Book review: Betrayal byÂ Martina Cole
Twenty-three novels in and this lady is not for turning'¦ soft!
Martina Cole, the undisputed queen of the gangland thriller, delivers one of her most powerful and disturbing dramas yet in a story oozing menace, malice and murder, and featuring some of the meanest, murkiest crimes imaginable.
Cole, who first made headlines in 1992 with her debut novel Dangerous Lady, became an instant bestselling author and almost twenty-five years later, her hard-hitting books have sold in excess of 15 million copies and passed the £50million sales mark.

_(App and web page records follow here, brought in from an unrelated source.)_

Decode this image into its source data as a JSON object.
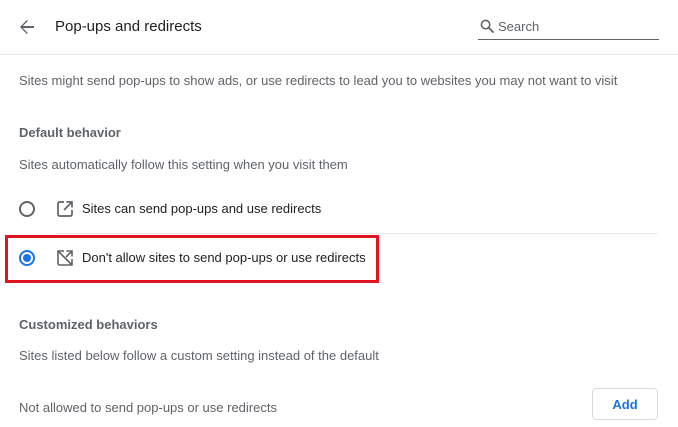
{
  "header": {
    "title": "Pop-ups and redirects",
    "search_placeholder": "Search"
  },
  "description": "Sites might send pop-ups to show ads, or use redirects to lead you to websites you may not want to visit",
  "default_behavior": {
    "title": "Default behavior",
    "subtitle": "Sites automatically follow this setting when you visit them",
    "options": [
      {
        "label": "Sites can send pop-ups and use redirects",
        "icon": "open-in-new-icon",
        "selected": false
      },
      {
        "label": "Don't allow sites to send pop-ups or use redirects",
        "icon": "popups-blocked-icon",
        "selected": true
      }
    ]
  },
  "customized_behaviors": {
    "title": "Customized behaviors",
    "subtitle": "Sites listed below follow a custom setting instead of the default",
    "not_allowed_label": "Not allowed to send pop-ups or use redirects",
    "add_label": "Add"
  },
  "colors": {
    "accent": "#1a73e8",
    "highlight": "#e0141e",
    "secondary_text": "#5f6368"
  }
}
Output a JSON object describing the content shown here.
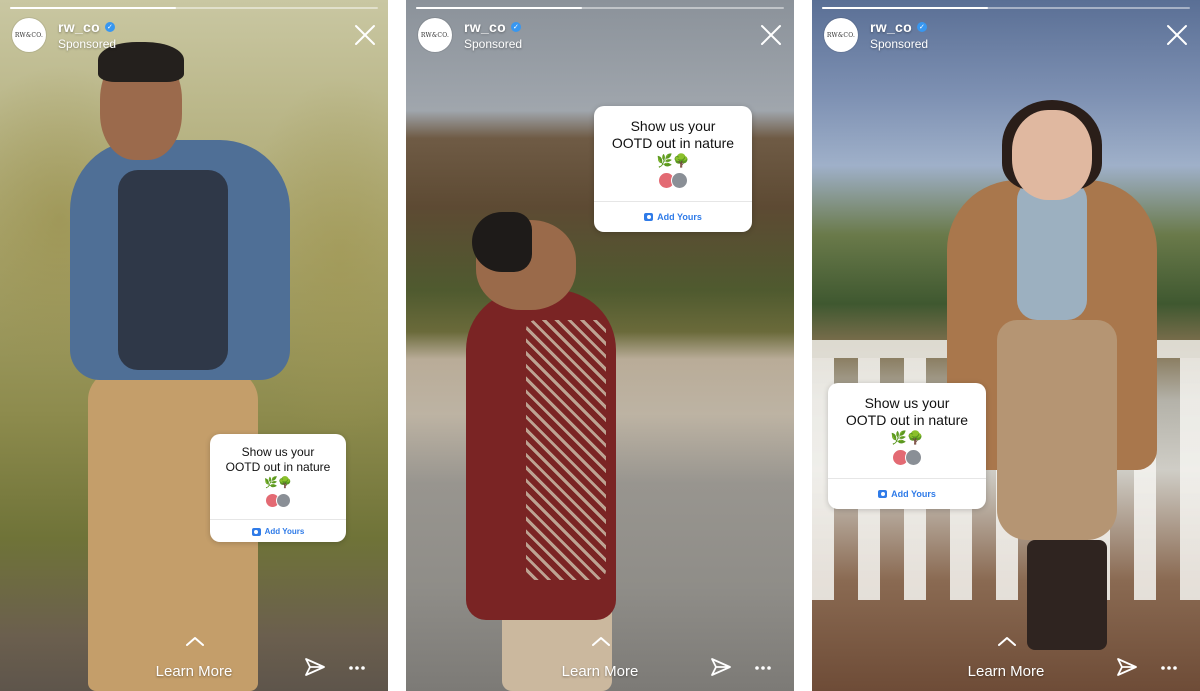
{
  "stories": [
    {
      "account": {
        "username": "rw_co",
        "avatar_text": "RW&CO.",
        "verified": true,
        "sponsored_label": "Sponsored"
      },
      "progress": 0.45,
      "sticker": {
        "title_line1": "Show us your",
        "title_line2": "OOTD out in nature",
        "emoji": "🌿🌳",
        "action_label": "Add Yours"
      },
      "cta": {
        "label": "Learn More"
      },
      "icons": {
        "close": "close-icon",
        "send": "send-icon",
        "more": "more-icon",
        "chevron": "chevron-up-icon"
      }
    },
    {
      "account": {
        "username": "rw_co",
        "avatar_text": "RW&CO.",
        "verified": true,
        "sponsored_label": "Sponsored"
      },
      "progress": 0.45,
      "sticker": {
        "title_line1": "Show us your",
        "title_line2": "OOTD out in nature",
        "emoji": "🌿🌳",
        "action_label": "Add Yours"
      },
      "cta": {
        "label": "Learn More"
      },
      "icons": {
        "close": "close-icon",
        "send": "send-icon",
        "more": "more-icon",
        "chevron": "chevron-up-icon"
      }
    },
    {
      "account": {
        "username": "rw_co",
        "avatar_text": "RW&CO.",
        "verified": true,
        "sponsored_label": "Sponsored"
      },
      "progress": 0.45,
      "sticker": {
        "title_line1": "Show us your",
        "title_line2": "OOTD out in nature",
        "emoji": "🌿🌳",
        "action_label": "Add Yours"
      },
      "cta": {
        "label": "Learn More"
      },
      "icons": {
        "close": "close-icon",
        "send": "send-icon",
        "more": "more-icon",
        "chevron": "chevron-up-icon"
      }
    }
  ],
  "colors": {
    "verified_badge": "#3897f0",
    "action_blue": "#2f7be8",
    "overlay_text": "#ffffff"
  }
}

And Betrayal, an audaciously dark saga following the rise and rise of a cold, brutal but fascinating East End gangster, packs the now breathtaking gritty realism and veracity that has made this author so perennially popular.
Aiden O’Hara has been head of the family since he was just a kid… but then he had to be. His mother Reeva and her brood of five children, all with different fathers, are the talk of the neighbourhood. But she keeps her four strapping sons clean and well turned out, and her daughter Agnes is a little beauty.

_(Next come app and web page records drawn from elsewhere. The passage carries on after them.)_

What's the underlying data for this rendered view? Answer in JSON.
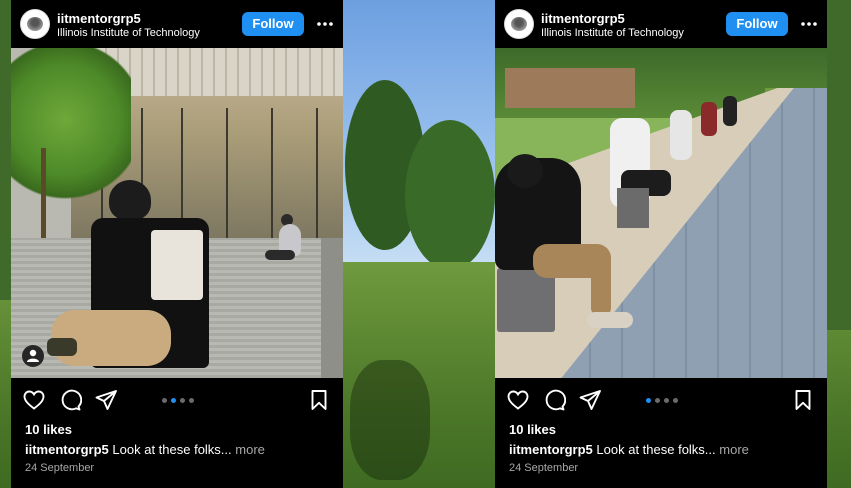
{
  "posts": [
    {
      "username": "iitmentorgrp5",
      "location": "Illinois Institute of Technology",
      "follow_label": "Follow",
      "likes": "10 likes",
      "caption_user": "iitmentorgrp5",
      "caption_text": " Look at these folks...",
      "caption_more": " more",
      "date": "24 September",
      "carousel_active_index": 1,
      "carousel_count": 4
    },
    {
      "username": "iitmentorgrp5",
      "location": "Illinois Institute of Technology",
      "follow_label": "Follow",
      "likes": "10 likes",
      "caption_user": "iitmentorgrp5",
      "caption_text": " Look at these folks...",
      "caption_more": " more",
      "date": "24 September",
      "carousel_active_index": 0,
      "carousel_count": 4
    }
  ],
  "icons": {
    "more": "more-horizontal-icon",
    "like": "heart-icon",
    "comment": "comment-icon",
    "share": "paper-plane-icon",
    "save": "bookmark-icon",
    "tagged": "user-tag-icon"
  },
  "colors": {
    "follow_button": "#1f8ff2",
    "carousel_active_dot": "#1f8ff2",
    "carousel_dot": "#6b6b6b",
    "muted_text": "#a8a8a8"
  }
}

Aiden, in turn, adores his mum despite her reckless love of men and booze and he feels it’s his job to look out for her and his siblings. Family is everything to Aiden and as head of the O’Haras, he is going to make it his life’s work to look after them all.
And he has the chance to earn big money when one of the south-east’s biggest drug dealers asks him to do some ‘distribution’ work.
Now Aiden is really going places, and when he meets tough brothel owner Jade Dixon, a woman 15 years older than himself and soon the mother of his adored son, she becomes the one who watches his back, the one who makes him invincible.
But Jade has been in the game a lot longer than Aiden. She knows no one is indestructible and when you’re at the top, that’s when you have got to watch the hardest. Especially the ones who are closest to you…
Betrayal is a compelling read, awash in graphic violence and the darkest of deeds but also brimming with emotional intelligence and the acute observations of family life that have made Martina Cole one of the most respected authors on the bookshelves.
Cole knows the world she writes about and it shows… from Reeva, the inadequate but loving mother, and Jade, a woman damaged almost beyond repair, to Aiden, the indomitable eldest son moulded and hardened by the harshest life lessons, these are terrifyingly plausible players.
Their dramas and their destructive dance of death is one you wouldn’t want to miss…
(Headline, hardback, £19.99)